PROBLEM TO WORK ON
The response must contain every line from the records below that has "name".

Recorded data
■ ■ ■ ■ ■ ■ ■

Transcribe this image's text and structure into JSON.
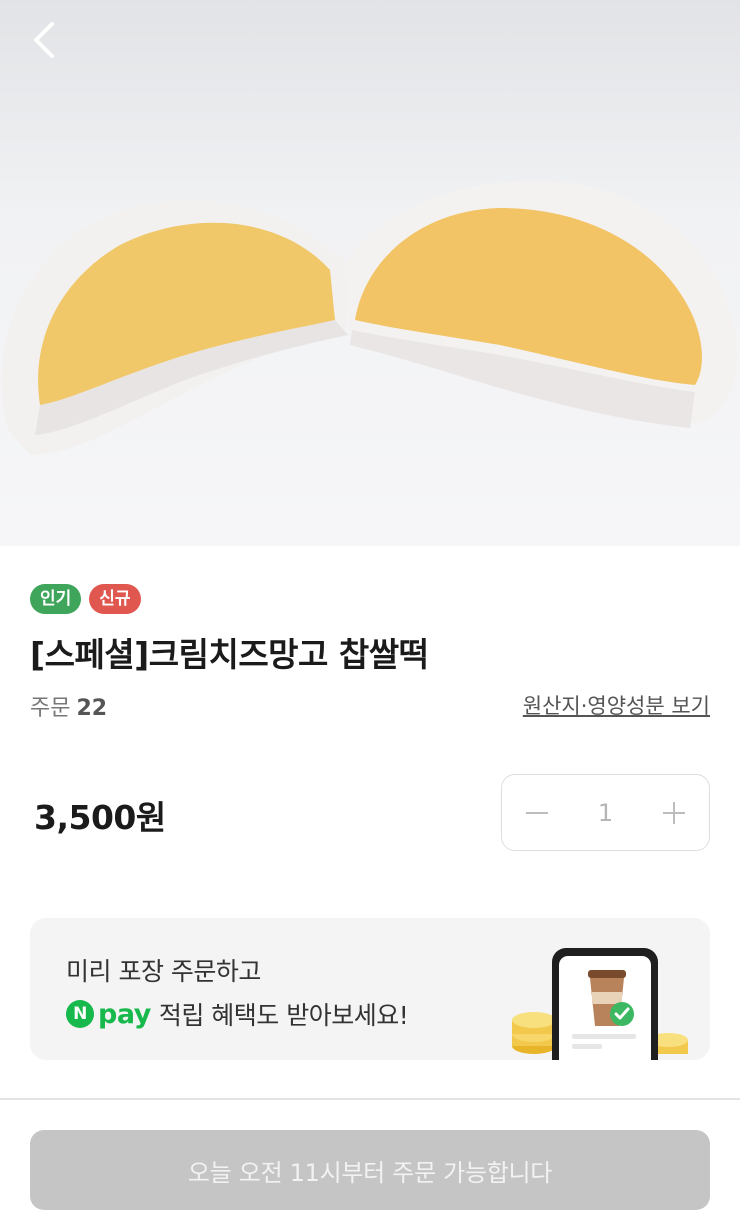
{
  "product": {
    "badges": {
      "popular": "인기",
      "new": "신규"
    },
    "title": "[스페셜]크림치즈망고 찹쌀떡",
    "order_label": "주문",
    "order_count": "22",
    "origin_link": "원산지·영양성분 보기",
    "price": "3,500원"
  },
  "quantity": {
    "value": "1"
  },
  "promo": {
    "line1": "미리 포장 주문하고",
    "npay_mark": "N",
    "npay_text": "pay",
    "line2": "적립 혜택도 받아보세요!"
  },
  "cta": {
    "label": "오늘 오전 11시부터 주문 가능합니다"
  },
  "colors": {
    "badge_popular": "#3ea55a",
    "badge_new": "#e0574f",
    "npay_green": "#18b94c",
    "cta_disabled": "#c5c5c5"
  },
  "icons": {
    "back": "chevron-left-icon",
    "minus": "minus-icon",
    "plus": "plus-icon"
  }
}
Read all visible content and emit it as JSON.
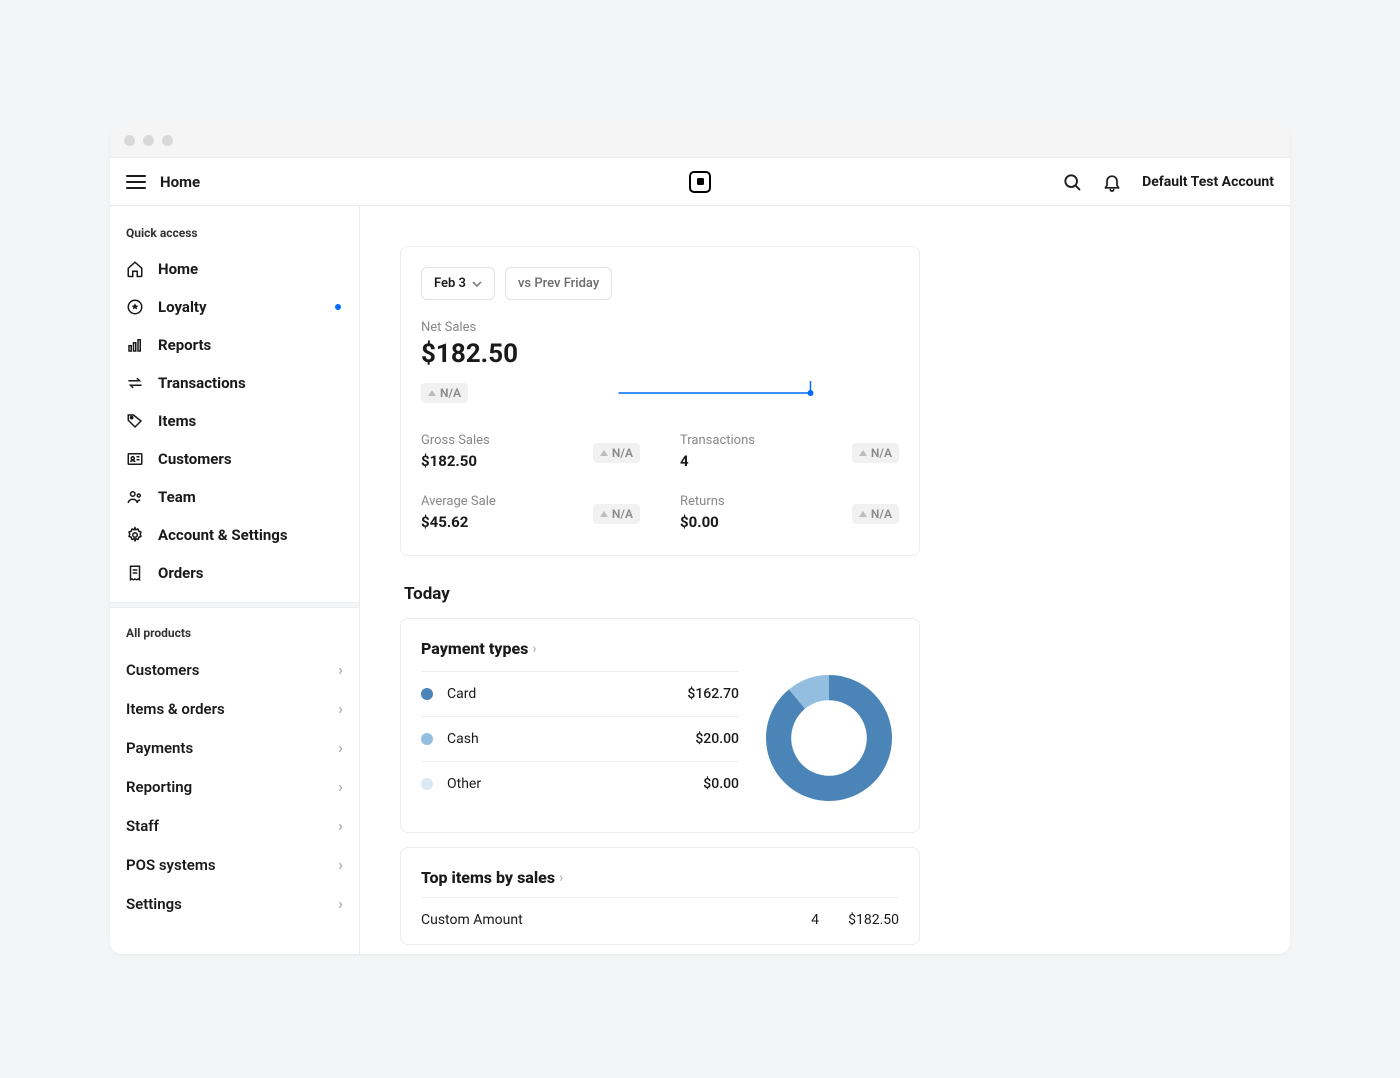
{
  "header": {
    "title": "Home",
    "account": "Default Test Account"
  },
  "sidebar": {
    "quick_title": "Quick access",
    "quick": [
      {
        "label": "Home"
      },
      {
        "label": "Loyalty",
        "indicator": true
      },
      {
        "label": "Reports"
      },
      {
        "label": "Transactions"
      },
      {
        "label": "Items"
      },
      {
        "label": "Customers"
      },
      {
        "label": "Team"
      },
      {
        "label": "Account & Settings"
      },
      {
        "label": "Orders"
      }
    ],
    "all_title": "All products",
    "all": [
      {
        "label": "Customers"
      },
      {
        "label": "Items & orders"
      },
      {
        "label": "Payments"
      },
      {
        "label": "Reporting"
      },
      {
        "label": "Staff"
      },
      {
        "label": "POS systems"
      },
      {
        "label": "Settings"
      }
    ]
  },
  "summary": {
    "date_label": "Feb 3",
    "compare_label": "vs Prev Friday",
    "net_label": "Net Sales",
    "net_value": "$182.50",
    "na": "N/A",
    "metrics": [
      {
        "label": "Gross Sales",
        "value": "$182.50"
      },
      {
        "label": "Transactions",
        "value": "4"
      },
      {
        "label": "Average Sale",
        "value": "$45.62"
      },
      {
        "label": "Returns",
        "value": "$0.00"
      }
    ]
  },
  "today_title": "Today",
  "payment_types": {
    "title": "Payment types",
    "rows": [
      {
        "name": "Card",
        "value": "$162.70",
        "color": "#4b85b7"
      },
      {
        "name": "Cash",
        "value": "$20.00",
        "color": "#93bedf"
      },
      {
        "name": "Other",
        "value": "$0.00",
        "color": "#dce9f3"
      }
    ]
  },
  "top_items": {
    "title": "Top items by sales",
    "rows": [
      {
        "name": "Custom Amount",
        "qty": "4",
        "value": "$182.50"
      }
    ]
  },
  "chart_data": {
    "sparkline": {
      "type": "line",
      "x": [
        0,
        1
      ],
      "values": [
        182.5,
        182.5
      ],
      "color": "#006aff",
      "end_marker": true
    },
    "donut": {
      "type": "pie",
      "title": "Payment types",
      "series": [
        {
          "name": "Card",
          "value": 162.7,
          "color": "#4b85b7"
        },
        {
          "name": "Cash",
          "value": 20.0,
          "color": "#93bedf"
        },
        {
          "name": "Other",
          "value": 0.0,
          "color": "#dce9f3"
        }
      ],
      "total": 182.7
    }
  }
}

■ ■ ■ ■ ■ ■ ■

RESULT BELOW
        "name": "Card",
        "name": "Cash",
        "name": "Other",
        "name": "Custom Amount",
          "name": "Card",
          "name": "Cash",
          "name": "Other",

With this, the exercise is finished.